§ Your goal:
Retrieve all lines below that have the string "views".

Records provided START

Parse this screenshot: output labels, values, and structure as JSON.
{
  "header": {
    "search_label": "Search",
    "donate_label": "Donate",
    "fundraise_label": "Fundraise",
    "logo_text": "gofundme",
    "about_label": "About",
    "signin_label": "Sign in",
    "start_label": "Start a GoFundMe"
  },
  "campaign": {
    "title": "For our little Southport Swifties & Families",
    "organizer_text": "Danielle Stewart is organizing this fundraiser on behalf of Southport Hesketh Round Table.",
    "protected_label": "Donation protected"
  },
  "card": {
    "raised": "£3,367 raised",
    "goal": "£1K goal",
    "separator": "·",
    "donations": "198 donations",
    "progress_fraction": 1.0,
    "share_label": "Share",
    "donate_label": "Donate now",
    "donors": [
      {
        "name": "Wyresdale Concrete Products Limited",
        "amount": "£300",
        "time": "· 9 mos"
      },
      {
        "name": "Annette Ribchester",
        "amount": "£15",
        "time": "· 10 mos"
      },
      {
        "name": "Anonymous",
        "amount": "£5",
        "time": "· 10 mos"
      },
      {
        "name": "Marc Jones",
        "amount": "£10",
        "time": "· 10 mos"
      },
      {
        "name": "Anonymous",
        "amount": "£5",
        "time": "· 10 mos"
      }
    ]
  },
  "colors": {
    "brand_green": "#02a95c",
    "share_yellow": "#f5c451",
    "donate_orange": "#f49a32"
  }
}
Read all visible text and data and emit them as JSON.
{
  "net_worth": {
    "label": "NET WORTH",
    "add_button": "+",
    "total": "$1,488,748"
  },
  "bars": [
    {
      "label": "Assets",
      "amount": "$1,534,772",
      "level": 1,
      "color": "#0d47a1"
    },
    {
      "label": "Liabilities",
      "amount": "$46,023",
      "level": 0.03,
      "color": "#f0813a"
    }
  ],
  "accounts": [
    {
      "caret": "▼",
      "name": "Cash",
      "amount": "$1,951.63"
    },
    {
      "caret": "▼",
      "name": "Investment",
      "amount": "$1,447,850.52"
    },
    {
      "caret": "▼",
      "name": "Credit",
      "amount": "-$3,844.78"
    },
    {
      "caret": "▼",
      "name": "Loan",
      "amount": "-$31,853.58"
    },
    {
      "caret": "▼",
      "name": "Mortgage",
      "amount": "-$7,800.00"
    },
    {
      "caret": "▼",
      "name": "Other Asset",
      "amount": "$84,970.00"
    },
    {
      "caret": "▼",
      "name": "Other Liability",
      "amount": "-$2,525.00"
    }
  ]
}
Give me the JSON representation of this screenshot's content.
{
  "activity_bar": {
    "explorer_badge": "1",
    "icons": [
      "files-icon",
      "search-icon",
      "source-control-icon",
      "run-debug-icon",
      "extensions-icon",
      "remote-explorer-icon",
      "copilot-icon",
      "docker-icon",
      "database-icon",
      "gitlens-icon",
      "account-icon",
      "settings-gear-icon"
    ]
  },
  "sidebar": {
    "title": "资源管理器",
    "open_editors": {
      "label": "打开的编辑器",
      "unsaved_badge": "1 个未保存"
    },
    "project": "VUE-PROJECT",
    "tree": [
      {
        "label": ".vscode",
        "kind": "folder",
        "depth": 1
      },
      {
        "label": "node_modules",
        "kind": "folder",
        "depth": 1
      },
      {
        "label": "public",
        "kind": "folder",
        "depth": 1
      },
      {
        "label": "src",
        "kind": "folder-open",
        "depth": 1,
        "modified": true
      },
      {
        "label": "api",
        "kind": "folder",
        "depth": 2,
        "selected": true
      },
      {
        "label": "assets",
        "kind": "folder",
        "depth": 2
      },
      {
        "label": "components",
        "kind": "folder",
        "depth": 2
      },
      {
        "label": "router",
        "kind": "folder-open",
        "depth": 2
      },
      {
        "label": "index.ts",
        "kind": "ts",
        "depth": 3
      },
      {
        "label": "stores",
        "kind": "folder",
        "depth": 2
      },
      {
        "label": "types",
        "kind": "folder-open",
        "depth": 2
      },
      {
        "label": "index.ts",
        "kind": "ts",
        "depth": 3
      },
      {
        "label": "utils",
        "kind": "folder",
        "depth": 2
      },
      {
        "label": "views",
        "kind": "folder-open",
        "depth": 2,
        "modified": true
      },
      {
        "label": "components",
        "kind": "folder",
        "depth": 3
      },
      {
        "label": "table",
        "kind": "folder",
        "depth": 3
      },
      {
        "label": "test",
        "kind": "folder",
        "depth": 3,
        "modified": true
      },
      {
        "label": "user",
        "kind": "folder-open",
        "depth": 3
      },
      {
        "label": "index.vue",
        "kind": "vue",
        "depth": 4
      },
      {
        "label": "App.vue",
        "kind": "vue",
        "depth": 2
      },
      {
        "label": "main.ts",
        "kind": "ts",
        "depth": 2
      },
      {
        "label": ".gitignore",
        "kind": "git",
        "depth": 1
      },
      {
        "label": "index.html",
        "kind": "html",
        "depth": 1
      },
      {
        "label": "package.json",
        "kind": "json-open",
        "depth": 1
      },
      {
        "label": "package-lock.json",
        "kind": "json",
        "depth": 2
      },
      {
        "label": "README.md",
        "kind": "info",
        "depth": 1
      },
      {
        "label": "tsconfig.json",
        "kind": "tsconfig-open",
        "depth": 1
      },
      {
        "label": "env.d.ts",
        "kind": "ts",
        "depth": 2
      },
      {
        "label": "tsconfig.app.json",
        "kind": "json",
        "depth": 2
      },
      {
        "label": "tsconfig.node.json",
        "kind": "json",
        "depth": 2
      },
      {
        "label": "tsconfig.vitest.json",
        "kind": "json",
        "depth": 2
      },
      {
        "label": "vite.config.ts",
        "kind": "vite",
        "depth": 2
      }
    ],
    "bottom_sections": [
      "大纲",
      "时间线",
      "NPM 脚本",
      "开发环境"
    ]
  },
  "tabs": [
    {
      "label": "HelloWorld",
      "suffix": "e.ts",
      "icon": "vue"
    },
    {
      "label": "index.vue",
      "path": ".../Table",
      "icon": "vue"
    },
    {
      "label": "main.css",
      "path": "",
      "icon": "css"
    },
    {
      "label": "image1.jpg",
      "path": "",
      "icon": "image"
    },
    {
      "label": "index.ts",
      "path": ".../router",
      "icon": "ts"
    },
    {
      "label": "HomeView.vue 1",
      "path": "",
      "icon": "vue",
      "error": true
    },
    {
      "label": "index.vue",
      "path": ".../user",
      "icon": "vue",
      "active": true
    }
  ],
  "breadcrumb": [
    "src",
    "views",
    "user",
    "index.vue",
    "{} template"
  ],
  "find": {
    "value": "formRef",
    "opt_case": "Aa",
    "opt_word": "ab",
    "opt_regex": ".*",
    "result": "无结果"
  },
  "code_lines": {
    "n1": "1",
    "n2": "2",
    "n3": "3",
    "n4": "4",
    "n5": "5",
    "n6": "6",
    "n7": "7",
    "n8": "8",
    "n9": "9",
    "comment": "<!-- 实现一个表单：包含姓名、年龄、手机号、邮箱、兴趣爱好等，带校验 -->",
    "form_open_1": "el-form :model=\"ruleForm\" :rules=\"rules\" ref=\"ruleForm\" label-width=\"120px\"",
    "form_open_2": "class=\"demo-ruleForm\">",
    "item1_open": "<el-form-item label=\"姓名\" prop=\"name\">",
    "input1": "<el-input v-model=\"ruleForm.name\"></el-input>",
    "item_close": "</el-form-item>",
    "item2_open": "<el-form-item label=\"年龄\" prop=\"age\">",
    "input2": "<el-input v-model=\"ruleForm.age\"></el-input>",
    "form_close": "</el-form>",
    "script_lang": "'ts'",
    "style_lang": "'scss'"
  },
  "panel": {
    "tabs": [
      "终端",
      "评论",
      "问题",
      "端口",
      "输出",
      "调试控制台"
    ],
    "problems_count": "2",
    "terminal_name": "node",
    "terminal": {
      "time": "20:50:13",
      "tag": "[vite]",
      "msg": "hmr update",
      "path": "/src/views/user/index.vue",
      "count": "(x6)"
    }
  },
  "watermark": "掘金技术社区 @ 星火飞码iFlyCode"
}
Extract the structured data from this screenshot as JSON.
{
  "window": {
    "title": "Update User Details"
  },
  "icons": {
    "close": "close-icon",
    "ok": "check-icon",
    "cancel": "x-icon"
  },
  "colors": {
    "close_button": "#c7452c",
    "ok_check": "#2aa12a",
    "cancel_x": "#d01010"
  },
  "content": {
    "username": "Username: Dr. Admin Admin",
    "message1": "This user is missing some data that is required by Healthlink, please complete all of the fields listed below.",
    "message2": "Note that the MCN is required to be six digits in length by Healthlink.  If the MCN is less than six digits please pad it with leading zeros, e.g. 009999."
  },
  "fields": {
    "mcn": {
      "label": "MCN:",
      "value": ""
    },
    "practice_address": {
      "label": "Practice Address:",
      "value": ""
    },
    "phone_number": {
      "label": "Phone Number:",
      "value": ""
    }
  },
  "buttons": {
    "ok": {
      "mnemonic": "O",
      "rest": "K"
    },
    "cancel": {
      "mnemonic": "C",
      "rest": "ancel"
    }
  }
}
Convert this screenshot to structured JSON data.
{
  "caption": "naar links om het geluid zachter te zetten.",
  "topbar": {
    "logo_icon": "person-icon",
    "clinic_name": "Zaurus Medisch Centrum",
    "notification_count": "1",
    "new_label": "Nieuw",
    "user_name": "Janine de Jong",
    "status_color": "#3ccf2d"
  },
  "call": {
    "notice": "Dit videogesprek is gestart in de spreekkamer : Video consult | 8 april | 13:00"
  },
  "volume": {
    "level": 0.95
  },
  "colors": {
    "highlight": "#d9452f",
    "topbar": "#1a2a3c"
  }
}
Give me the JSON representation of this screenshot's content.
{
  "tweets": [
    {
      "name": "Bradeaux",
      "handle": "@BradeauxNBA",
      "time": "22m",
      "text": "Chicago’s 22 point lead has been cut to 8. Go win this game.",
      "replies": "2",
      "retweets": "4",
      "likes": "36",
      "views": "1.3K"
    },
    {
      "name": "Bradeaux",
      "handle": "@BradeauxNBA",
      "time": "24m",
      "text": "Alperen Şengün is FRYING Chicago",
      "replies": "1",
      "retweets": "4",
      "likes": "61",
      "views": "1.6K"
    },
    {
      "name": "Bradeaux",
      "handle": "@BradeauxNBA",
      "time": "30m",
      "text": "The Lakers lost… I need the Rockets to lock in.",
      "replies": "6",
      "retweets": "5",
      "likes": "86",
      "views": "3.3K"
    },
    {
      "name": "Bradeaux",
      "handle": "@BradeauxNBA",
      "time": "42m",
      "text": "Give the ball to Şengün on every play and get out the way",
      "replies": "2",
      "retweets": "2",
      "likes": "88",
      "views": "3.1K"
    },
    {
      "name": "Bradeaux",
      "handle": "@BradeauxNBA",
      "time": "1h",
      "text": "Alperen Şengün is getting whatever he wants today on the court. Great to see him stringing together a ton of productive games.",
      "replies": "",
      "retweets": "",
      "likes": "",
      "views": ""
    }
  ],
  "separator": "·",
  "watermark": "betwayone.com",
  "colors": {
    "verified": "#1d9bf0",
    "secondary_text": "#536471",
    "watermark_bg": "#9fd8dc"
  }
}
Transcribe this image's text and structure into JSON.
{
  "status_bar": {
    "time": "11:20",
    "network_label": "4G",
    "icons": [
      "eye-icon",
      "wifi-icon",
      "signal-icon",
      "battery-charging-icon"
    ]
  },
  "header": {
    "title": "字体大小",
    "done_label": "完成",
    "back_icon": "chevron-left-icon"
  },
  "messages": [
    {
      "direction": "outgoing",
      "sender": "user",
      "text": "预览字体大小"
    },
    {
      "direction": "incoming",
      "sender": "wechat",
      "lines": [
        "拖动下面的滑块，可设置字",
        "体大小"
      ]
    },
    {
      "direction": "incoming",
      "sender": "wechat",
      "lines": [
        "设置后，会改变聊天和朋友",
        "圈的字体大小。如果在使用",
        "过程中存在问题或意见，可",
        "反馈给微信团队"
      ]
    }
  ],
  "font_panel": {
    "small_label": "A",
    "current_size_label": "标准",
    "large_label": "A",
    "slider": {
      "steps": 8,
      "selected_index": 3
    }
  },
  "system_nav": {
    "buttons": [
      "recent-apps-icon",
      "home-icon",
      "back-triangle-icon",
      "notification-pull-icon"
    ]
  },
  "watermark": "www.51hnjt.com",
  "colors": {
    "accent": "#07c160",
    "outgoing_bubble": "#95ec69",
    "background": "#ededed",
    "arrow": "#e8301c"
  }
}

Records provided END

§ Result for this exercise:
        "label": "views",
    "views",
      "path": "/src/views/user/index.vue",
      "views": "1.3K"
      "views": "1.6K"
      "views": "3.3K"
      "views": "3.1K"
      "views": ""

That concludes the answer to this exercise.